Text: Susan Archer Weiss, “Chapter 09,” Home Life of Poe (1907), pp. 57-60


[page 57:]



In the meantime Mr. Allan had contracted a second marriage, the lady being a Miss Louisa Patterson, of New Jersey. She was thirty years of age; not handsome, but of dignified and courteous manners, with large, strongly-marked features, indicative of decision of character and, as was said, of a will of her own. Nevertheless, she was amiably inclined, and as a society leader very tactful and diplomatic. One marked characteristic of hers was that she never forgave the least slight or disrespect to herself, though the offender were but a child; and of this I remember some curious instances in my own acquaintance with her, many years after the time of which I speak.

It does not appear how Poe received the news of this marriage; but one thing seems certain — that, strangely enough, the idea never occurred to him that it in any way affected his [page 57:] own position in Mr. Allan’s house. He had never received from the latter any word to that effect; Miss Valentine (his “Aunt Nancy”), with the old servants, who had known, and served, and loved him from his babyhood, were still there, and doubtless his room was still being kept, as ever before, ready for his occupation.

It was therefore with perfect confidence that, upon being dismissed from West Point, he proceeded to Richmond, having barely enough money to pay his way, and, sounding the brazen knocker of Mr. Allan’s door, greeted the old servant pleasantly, handing him his traveling bag to be carried to his room, at the same time asking for Miss Valentine.

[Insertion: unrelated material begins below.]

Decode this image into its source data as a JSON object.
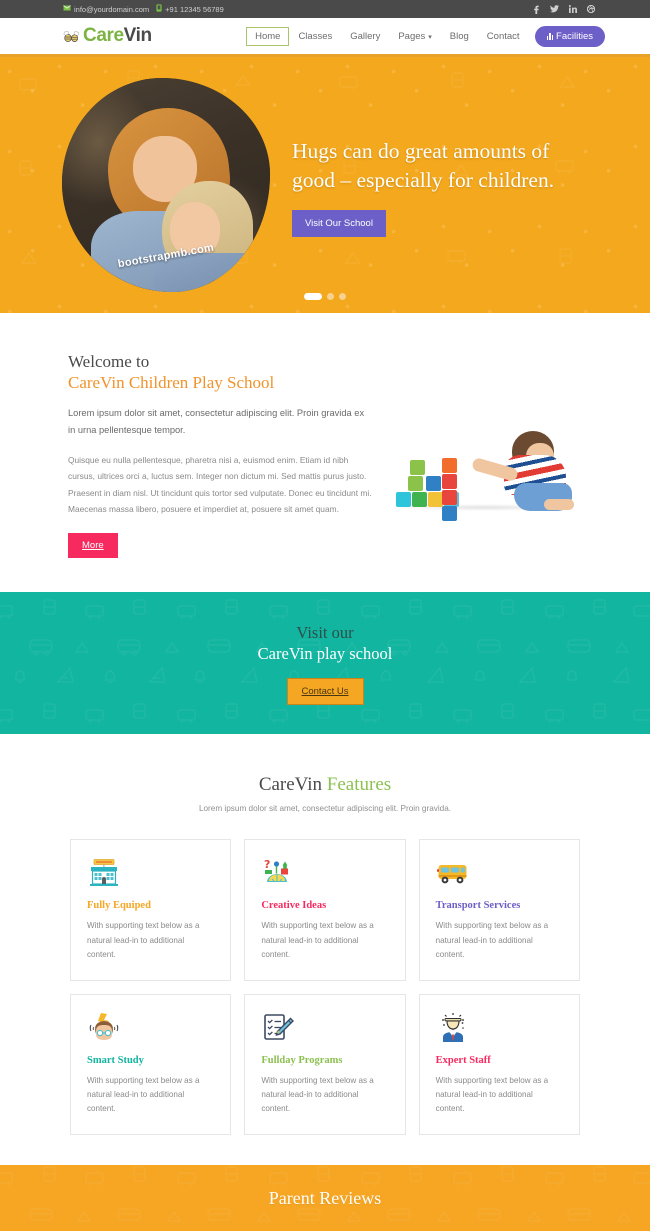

The answer of the servant astonished him. His old room had been taken by Mrs. Allan as a guest-chamber and his personal effects removed to “the end-room.” This was the last of several small apartments opening upon a narrow corridor extending on one side of the house above the kitchen and the servants’ apartments. It had at one time been occupied by Mrs. Allan’s maid.

On receiving this information, Poe was extremely indignant, and, refusing to have his [page 59:] carpet-bag carried to that room, requested to see Mrs. Allan.

The lady came down to the parlor in all her dignity, and answered to his inquiry that she had arranged her house to suit herself; that she had not been informed that Mr. Poe had any present claim to that room or that he was expected again to occupy it. Warm words ensued, and she reminded him that he was a pensioner on her husband’s charity, which provoked him to more than hint that she had married Mr. Allan from mercenary motives. This was enough for the lady. She sent for her husband, who was at his place of business, and who, upon hearing her account of the interview, coupled with the assertion that “Edgar Poe and herself could not remain a day under the same roof,” without seeing Poe, sent to him an imperative order to leave the house at once, which he immediately did. It was told by himself that as he crossed the hall Mr. Allan hastily entered it from a side-door and called harshly to him, at the same time drawing out his purse, but that he, without pause or notice, continued on his way.

This account of the rupture between Poe and the Allans I heard from the Mackenzies and Mrs. Julia Mayo Cabell, wife of Poe’s [page 60:] schoolboy friend, Dr. Robert G. Cabell, to whom Poe himself related it. The friends of the Allens gave a much more sensational account of the affair, which was much discussed, and went the rounds of the city, with such additions and exaggerations as gossip could invent, until it culminated at length in the dark picture with which Griswold horrified the world.

It was to this incident that Poe alluded when he told Mrs. Whitman that “his pride had led him to deliberately throw away a large fortune rather than submit to a trivial wrong.”






[S:0 - HLFP, 1907] - Edgar Allan Poe Society of Baltimore - Bookshelf - Home Life of Poe (S. A. Weiss) (Chapter 09)